** GIVEN RECORDS follows **

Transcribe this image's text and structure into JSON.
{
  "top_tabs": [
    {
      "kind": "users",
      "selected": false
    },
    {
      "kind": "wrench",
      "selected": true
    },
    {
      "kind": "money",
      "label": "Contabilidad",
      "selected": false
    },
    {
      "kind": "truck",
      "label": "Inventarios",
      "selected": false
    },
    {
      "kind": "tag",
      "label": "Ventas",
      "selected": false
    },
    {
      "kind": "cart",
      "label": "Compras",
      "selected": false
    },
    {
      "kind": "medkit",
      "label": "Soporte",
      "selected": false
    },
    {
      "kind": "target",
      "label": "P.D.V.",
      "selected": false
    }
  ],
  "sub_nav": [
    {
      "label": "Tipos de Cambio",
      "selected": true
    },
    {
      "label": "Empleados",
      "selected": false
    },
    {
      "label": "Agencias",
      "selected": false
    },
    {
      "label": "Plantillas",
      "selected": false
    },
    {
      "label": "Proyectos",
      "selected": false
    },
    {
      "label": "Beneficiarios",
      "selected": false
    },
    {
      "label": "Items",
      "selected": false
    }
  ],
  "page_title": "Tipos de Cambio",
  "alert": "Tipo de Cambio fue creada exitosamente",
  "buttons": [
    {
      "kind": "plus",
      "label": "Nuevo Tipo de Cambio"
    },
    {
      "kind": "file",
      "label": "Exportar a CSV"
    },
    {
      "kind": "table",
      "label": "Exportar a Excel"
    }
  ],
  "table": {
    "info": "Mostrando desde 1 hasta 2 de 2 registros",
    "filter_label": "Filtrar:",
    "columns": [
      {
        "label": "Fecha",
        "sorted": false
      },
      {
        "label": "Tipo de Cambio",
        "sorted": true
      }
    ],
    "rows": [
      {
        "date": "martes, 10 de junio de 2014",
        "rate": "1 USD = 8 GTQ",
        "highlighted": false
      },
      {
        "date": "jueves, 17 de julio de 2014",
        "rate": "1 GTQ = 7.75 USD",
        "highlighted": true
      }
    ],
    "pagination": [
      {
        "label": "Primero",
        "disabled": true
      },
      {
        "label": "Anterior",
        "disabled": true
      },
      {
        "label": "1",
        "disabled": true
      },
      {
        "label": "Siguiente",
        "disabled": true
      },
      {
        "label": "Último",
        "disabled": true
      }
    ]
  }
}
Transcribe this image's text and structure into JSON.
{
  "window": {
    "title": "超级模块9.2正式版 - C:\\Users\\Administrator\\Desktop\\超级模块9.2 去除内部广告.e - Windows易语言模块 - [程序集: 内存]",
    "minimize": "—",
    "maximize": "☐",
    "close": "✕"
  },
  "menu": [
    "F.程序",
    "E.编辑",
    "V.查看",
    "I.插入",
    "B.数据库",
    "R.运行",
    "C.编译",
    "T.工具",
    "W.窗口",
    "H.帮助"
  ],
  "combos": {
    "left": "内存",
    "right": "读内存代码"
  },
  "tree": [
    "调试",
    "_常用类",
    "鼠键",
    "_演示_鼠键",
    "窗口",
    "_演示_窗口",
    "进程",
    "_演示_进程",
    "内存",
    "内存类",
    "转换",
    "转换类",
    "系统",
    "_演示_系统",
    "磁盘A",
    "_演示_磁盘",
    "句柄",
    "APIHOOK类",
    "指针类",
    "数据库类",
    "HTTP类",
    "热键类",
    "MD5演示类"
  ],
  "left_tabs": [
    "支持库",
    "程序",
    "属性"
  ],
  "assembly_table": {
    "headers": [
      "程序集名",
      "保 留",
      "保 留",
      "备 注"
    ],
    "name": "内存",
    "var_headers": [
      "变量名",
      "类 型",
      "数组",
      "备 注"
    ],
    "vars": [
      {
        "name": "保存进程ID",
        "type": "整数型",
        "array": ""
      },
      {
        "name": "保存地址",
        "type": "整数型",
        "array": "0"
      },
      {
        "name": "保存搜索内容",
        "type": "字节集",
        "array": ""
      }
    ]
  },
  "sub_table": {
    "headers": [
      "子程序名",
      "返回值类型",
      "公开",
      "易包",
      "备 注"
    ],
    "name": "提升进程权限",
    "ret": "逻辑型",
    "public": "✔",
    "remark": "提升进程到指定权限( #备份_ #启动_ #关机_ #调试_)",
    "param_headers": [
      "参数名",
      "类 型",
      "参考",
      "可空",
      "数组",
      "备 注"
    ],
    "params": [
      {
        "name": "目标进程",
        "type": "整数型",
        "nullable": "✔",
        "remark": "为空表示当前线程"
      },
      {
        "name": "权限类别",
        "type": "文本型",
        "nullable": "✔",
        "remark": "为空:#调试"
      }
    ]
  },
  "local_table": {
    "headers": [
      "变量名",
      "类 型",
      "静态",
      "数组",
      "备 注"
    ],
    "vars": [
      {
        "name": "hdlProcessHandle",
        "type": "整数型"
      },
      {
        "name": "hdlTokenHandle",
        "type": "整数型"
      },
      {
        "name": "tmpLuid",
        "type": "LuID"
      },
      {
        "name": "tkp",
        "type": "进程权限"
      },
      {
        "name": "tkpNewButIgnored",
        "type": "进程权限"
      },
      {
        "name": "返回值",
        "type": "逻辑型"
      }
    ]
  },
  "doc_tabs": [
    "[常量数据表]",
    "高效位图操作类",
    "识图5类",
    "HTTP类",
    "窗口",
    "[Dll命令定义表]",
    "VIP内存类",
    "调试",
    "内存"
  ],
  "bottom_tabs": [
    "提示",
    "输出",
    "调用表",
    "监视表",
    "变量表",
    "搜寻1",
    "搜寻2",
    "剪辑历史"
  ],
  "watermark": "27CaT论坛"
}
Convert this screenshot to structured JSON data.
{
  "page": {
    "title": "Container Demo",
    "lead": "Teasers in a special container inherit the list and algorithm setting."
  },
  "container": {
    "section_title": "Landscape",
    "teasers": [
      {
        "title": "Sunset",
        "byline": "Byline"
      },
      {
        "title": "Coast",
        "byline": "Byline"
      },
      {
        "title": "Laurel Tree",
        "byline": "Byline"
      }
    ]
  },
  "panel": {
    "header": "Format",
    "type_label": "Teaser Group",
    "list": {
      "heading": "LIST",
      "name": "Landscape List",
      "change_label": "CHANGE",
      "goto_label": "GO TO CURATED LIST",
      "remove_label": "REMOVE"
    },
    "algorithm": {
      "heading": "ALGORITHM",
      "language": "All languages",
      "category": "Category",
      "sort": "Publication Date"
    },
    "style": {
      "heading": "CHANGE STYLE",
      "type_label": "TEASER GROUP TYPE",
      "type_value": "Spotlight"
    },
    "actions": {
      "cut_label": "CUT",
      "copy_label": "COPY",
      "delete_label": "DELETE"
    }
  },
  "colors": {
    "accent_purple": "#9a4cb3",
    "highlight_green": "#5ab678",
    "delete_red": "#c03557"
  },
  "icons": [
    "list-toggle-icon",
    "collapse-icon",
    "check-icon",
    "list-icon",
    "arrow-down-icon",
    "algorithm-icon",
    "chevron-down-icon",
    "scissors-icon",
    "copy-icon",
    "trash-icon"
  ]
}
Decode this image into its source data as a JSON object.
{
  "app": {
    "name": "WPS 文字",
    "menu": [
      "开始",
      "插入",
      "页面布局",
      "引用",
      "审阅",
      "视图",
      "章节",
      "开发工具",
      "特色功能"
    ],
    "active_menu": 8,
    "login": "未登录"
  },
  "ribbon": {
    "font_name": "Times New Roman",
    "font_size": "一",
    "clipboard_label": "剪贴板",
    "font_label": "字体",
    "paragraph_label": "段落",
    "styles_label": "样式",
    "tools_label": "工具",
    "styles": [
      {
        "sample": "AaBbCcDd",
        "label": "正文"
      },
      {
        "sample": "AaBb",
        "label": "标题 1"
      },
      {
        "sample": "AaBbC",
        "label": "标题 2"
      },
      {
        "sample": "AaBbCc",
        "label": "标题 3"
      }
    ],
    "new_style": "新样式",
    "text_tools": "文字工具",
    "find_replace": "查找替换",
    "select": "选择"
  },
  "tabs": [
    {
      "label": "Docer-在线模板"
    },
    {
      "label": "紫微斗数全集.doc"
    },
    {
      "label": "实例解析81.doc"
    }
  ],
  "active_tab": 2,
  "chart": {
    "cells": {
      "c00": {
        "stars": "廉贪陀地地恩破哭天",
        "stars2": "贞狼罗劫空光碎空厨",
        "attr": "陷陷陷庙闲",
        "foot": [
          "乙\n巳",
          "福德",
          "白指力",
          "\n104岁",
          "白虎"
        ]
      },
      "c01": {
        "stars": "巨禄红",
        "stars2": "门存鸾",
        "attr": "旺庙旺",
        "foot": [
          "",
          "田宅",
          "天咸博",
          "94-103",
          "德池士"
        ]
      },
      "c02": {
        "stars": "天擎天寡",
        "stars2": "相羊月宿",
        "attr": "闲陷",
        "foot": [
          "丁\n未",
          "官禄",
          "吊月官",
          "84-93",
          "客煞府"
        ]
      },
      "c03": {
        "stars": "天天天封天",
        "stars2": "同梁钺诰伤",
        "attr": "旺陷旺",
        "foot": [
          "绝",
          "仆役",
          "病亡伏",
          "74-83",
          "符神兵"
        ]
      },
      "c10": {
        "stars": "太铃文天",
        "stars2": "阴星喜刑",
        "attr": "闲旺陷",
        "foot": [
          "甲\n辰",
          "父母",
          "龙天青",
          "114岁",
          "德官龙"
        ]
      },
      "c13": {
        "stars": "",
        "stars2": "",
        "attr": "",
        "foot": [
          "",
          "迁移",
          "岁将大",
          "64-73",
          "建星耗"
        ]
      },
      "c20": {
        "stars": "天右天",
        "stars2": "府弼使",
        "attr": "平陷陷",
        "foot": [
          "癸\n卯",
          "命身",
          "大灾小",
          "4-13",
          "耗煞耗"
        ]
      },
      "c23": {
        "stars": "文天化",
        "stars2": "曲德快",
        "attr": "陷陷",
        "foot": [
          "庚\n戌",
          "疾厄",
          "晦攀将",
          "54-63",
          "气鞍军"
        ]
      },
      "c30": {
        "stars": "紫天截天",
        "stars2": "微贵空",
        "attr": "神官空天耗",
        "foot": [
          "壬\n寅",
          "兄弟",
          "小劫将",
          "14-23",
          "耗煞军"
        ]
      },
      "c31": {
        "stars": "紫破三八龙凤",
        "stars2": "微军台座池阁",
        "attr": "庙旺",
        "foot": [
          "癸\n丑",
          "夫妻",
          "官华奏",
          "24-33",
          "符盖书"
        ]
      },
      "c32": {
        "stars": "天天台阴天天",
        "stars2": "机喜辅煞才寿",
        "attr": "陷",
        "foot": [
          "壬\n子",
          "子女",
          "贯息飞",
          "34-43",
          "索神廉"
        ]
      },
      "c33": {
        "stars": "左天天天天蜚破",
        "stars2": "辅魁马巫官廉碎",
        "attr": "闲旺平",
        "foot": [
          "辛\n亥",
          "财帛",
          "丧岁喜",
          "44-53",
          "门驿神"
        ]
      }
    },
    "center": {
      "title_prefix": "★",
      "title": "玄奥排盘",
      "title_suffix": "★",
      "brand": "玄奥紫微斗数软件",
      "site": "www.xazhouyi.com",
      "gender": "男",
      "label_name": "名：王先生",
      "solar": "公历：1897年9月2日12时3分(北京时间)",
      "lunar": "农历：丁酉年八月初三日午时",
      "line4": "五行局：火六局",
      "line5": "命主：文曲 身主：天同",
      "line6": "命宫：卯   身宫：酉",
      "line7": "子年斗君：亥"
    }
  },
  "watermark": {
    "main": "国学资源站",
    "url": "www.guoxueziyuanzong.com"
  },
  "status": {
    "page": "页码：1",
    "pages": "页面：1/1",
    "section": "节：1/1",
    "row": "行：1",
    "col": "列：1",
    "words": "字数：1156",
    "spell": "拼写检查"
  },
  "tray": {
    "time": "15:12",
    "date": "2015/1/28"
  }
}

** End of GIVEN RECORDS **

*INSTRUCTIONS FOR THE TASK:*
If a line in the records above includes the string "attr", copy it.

*ANSWER BOX:*
        "attr": "陷陷陷庙闲",
        "attr": "旺庙旺",
        "attr": "闲陷",
        "attr": "旺陷旺",
        "attr": "闲旺陷",
        "attr": "",
        "attr": "平陷陷",
        "attr": "陷陷",
        "attr": "神官空天耗",
        "attr": "庙旺",
        "attr": "陷",
        "attr": "闲旺平",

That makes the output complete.